PODGORICA (Reuters) - Several thousand protesters demanding the resignation of Prime Minister Milo Djukanovic and the formation of an interim government marched in the centre of the capital Podgorica on Sunday evening.
Police units cordoned off state institutions, including a parliament building and government headquarters where Djukanovic has his office. A small group of masked men clashed with police as they tried to approach the building and police fired teargas, a Reuters witness reported.
Andrija Mandic, a leader of the ex-Yugoslav republic’s main opposition bloc the Democratic Front, which organised the demonstration urged protesters to refrain from violence. He said that the protests will continue unless their demands are met by Saturday.
“If until Saturday an interim government is not formed and Djukanovic is not gone, people from all over Montenegro will come to Podgorica,” Mandic said.
Earlier on Sunday, the country’s ruling coalition and opposition parties agreed to call an extraordinary session of the parliament’s security committee to investigate whether the police had used excessive force at an opposition rally on Saturday.
The National Security Council concluded that during the three-week long protests “there were activities that threatened the constitutional order, stability and security of the citizens and their property.”
It said the police action “had been cased by unlawful behaviour and active resistance of the participants.”
Djukanovic’s Democratic Party of Socialists (DPS) accused the Democratic Front of trying to stop it from joining NATO, it said in a statement on Sunday.
The Democratic Front’s supporters and MPs, set up tents in front of the parliament three weeks ago, but police removed the tents early on Saturday morning to unblock the city’s main street, prompting the Democratic Front to call for the evening protests.
Demonstrators hurled bottles at the police who responded by firing teargas and beating some people at the front of the crowd, including prominent opposition leader Nebojsa Medojevic, a Reuters witness said.
The police said 15 demonstrators were detained and four police officers were injured.
Montenegro is a candidate for European Union membership and is also expecting an invitation to join NATO later this year.
But Western governments and rights groups remain concerned over the level of organised crime and graft, which especially flourished during the breakup of Yugoslavia in the 1990s.
Montenegro will hold a parliamentary election next year.

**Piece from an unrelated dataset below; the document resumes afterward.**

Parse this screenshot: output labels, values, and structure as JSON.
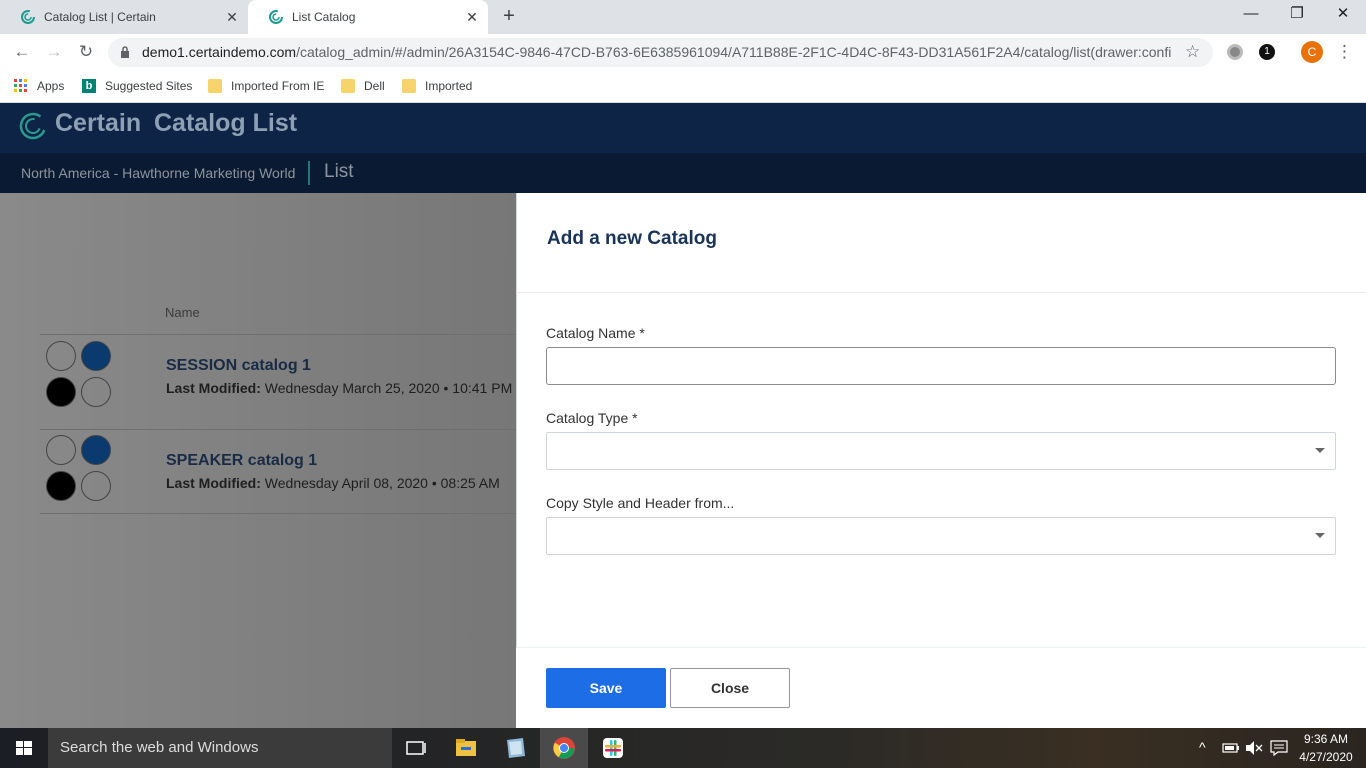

Critics say the Adriatic country of 680,000 is run as a fief by a political elite largely unchanged over the past 20 years, a description the government rejects.
Reporting by Ivana Sekularac, editing by Louise Heavens